“The Big Cats” is an ongoing poetry cycle written and read by Val Vinokur, and published weekly at Public Seminar. For more, read Part I, Part II, Part III, Part IV, Part VI, Part VII, Part VIII, Part IX, and Part X.



The virus has to get a life, lying around
dormant in sweat pants and a Mötley Crüe tour jersey,
curly red birthday crown on his undead head — sad,
lonely, the party is elsewhere. Life is so close,
just on the other side of the membrane, a pulsing
breath distant, laughter and toasts and
the muffled sound of something passed around,
and he can almost see himself there: Is that dancing?
May I have this dance, miladyTik tok, load it up,
this shit is going viral, am I right? Guys?

The virus is born and already dead, a script
for another life’s dis-ease. No one
will pity the virus — even if they had
the insatiable compassion of Sonia Marmeladova,
her moist eyes devouring Raskolnikov.
The virus didn’t murder his landlady and her sister
because he was Napoleon.
The virus never heard of Napoleon,
cannot murder, only slip quietly
onto the party bus to get a life, at last. 
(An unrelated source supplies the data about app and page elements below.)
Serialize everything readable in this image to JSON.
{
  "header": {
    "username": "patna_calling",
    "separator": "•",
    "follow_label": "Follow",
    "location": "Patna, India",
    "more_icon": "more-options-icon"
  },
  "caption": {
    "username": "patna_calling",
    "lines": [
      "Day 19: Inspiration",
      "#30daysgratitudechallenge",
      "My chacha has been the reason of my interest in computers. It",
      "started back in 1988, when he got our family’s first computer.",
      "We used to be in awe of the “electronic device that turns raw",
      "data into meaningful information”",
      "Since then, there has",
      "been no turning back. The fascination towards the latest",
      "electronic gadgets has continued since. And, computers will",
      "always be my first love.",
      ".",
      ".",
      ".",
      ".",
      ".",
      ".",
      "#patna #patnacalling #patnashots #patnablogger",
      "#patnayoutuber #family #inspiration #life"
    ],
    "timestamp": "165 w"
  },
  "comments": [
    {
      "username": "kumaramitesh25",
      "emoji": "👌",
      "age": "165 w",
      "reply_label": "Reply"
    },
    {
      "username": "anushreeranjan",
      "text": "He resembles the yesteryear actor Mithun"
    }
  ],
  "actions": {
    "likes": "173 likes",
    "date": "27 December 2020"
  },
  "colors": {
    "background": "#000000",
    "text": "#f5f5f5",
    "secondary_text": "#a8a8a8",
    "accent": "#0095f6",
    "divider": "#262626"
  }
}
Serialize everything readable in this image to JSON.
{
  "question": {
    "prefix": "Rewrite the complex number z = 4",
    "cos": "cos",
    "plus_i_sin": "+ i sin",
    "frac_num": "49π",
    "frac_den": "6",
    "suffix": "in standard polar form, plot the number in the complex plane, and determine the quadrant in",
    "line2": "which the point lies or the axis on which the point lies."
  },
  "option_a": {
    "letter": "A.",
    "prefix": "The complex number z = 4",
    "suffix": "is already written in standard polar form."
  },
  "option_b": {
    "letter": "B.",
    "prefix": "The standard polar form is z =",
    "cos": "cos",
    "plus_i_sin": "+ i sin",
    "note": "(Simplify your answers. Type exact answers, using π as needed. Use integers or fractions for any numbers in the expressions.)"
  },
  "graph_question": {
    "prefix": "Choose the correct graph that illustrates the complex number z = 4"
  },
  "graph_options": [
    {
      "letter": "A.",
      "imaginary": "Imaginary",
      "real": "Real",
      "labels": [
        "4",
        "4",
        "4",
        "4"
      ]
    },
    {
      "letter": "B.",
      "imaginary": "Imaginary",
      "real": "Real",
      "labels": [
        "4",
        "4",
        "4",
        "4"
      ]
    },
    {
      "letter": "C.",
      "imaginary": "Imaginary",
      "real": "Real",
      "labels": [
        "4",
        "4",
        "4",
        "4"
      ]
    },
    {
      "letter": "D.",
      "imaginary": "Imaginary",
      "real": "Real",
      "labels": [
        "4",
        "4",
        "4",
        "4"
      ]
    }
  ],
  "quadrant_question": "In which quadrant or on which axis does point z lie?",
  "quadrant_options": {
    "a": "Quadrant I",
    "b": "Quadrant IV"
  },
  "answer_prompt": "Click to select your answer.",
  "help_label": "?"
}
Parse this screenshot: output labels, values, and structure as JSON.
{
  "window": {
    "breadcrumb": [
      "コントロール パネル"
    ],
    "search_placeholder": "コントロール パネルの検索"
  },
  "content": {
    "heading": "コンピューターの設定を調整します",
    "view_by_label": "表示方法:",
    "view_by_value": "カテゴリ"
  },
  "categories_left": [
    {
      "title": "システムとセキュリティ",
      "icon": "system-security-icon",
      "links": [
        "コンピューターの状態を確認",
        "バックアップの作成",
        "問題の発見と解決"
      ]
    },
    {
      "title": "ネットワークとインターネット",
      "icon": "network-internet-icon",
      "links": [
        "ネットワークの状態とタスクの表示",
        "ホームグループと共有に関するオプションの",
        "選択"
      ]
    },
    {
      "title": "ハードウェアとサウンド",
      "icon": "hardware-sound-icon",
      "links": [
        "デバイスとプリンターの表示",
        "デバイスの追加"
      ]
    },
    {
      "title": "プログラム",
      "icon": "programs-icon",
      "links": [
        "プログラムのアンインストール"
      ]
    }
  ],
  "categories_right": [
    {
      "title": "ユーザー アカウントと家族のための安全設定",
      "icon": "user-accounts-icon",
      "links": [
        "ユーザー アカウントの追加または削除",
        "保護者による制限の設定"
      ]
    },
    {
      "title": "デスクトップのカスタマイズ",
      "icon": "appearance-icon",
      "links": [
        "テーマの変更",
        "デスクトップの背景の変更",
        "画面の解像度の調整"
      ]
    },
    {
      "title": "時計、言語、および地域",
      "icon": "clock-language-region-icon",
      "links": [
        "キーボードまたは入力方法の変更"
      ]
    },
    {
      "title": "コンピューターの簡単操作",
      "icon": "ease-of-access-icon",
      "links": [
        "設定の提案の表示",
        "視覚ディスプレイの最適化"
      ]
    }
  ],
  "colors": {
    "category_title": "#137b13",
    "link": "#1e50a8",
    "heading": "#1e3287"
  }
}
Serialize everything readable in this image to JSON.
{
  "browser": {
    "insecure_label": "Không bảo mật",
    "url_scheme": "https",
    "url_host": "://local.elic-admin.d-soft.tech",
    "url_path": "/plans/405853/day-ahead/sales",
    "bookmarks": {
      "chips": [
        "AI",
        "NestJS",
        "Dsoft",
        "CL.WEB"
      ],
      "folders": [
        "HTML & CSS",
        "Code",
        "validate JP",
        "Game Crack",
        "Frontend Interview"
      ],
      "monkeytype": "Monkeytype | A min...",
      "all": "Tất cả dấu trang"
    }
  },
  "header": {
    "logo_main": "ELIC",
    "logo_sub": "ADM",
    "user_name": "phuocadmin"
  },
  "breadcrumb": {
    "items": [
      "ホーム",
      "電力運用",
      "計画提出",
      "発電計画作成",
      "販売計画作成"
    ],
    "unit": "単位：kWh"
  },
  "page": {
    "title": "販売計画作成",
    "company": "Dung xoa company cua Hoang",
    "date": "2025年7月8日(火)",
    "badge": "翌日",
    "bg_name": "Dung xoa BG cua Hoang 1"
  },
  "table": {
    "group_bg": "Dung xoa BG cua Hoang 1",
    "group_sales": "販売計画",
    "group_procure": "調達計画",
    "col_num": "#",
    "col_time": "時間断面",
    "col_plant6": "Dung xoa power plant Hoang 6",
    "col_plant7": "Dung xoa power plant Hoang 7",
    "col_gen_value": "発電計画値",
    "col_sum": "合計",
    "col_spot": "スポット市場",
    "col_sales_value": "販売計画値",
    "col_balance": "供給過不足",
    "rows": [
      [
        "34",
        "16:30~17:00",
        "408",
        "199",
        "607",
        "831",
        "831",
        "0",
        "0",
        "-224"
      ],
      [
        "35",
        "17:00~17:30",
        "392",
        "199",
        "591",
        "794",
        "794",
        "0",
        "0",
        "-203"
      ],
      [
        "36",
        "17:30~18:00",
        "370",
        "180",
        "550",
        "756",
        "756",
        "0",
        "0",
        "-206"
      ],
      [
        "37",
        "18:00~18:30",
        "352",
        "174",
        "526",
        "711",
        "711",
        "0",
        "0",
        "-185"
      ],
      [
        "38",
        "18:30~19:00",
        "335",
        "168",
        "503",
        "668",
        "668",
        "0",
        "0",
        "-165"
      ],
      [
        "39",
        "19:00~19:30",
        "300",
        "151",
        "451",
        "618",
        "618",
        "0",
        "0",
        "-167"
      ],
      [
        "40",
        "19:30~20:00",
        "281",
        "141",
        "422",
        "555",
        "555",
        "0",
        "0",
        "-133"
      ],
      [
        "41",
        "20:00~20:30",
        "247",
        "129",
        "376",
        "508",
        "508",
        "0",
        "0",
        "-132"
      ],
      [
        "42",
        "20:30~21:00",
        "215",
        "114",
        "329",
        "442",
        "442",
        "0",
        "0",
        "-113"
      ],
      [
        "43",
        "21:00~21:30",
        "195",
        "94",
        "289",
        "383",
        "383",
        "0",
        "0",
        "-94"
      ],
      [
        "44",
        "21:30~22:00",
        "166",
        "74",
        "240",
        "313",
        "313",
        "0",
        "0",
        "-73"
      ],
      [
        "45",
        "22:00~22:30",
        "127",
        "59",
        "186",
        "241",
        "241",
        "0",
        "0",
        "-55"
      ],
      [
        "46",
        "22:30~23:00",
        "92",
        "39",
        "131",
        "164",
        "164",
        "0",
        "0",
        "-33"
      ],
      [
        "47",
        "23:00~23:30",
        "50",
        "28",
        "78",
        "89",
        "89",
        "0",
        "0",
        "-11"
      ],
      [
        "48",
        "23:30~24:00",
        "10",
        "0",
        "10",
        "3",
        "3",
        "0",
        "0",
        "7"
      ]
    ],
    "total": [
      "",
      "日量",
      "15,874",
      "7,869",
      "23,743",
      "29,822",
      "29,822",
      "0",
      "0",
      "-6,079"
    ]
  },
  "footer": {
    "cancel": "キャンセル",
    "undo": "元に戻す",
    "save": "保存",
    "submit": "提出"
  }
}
Val Vinokur teaches literature and translation at The New School and is the founding editor of Poets & Traitors Press.